- **What to produce**:
Determine how many lines below hold the string "true". Reply with the number alone.

=== Section Start ===

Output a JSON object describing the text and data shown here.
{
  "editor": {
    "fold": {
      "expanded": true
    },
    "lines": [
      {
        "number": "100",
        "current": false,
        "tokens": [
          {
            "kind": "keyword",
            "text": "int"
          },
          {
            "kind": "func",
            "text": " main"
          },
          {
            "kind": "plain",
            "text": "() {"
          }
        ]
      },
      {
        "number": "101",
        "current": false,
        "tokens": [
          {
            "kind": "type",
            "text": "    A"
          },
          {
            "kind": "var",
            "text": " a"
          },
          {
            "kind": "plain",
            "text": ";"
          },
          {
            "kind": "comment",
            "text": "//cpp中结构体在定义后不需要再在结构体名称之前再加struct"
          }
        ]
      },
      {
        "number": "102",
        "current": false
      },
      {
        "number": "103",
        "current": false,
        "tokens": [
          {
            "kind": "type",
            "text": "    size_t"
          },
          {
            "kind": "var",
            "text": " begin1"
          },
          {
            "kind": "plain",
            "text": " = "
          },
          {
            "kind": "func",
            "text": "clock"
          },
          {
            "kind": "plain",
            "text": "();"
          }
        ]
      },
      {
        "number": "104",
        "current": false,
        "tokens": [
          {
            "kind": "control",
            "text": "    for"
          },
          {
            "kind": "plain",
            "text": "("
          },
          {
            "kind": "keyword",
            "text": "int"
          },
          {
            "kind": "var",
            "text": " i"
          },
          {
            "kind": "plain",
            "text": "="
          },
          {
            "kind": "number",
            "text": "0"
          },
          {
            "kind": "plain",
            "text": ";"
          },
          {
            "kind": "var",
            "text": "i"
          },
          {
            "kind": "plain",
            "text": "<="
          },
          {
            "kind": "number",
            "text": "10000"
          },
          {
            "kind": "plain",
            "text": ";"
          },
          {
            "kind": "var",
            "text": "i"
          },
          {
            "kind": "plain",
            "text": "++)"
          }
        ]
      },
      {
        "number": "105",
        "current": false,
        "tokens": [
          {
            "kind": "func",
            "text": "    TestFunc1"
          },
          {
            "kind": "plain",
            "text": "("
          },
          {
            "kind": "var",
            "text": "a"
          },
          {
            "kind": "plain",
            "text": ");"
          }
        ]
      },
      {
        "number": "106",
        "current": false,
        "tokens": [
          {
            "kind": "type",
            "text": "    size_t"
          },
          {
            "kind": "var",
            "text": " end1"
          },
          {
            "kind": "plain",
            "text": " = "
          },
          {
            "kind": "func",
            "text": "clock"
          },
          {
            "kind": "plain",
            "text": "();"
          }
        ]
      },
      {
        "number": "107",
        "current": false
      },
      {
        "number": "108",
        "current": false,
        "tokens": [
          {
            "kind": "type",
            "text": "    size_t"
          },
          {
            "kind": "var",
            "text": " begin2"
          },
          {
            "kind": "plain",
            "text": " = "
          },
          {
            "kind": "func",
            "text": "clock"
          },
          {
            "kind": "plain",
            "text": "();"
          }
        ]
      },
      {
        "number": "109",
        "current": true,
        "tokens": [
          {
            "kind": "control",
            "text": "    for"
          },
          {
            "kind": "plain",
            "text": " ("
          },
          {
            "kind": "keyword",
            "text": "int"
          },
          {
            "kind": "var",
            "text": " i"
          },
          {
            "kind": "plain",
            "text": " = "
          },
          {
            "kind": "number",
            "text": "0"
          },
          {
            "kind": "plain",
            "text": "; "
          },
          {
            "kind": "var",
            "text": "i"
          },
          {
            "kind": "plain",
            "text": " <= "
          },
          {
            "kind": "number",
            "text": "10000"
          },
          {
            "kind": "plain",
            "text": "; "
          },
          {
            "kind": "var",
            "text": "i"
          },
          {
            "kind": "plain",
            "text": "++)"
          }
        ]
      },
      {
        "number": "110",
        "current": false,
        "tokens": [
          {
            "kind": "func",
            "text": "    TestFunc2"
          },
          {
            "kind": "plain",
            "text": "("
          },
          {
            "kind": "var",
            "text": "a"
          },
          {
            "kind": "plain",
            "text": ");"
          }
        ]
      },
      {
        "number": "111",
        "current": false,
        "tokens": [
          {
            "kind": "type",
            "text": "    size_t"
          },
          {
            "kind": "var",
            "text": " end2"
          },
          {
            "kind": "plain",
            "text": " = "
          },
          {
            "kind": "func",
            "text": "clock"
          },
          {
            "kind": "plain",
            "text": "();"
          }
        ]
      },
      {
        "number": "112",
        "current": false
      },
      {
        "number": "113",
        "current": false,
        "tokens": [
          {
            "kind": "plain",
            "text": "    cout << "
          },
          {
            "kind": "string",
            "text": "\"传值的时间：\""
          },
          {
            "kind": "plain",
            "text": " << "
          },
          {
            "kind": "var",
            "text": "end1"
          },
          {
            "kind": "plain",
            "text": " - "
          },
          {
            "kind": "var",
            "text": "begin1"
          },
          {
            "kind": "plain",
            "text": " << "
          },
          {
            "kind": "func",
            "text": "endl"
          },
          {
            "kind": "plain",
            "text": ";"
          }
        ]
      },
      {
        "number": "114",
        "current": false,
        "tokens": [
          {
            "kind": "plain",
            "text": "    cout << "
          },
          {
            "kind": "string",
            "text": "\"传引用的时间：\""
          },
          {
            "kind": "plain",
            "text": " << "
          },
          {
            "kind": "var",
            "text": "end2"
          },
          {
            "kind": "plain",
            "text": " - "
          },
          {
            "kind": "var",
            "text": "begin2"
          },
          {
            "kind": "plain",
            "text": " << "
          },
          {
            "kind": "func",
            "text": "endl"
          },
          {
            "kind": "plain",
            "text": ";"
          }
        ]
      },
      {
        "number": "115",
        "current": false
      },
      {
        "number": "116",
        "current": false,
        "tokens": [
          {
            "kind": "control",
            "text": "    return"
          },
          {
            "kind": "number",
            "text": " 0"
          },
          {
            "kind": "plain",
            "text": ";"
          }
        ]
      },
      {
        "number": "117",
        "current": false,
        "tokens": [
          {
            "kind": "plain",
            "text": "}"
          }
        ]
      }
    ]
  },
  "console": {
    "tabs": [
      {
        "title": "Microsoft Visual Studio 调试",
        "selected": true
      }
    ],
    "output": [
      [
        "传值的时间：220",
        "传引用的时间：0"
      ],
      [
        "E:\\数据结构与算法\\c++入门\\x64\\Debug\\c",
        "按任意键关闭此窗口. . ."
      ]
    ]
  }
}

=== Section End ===

- **Output for this task**:
3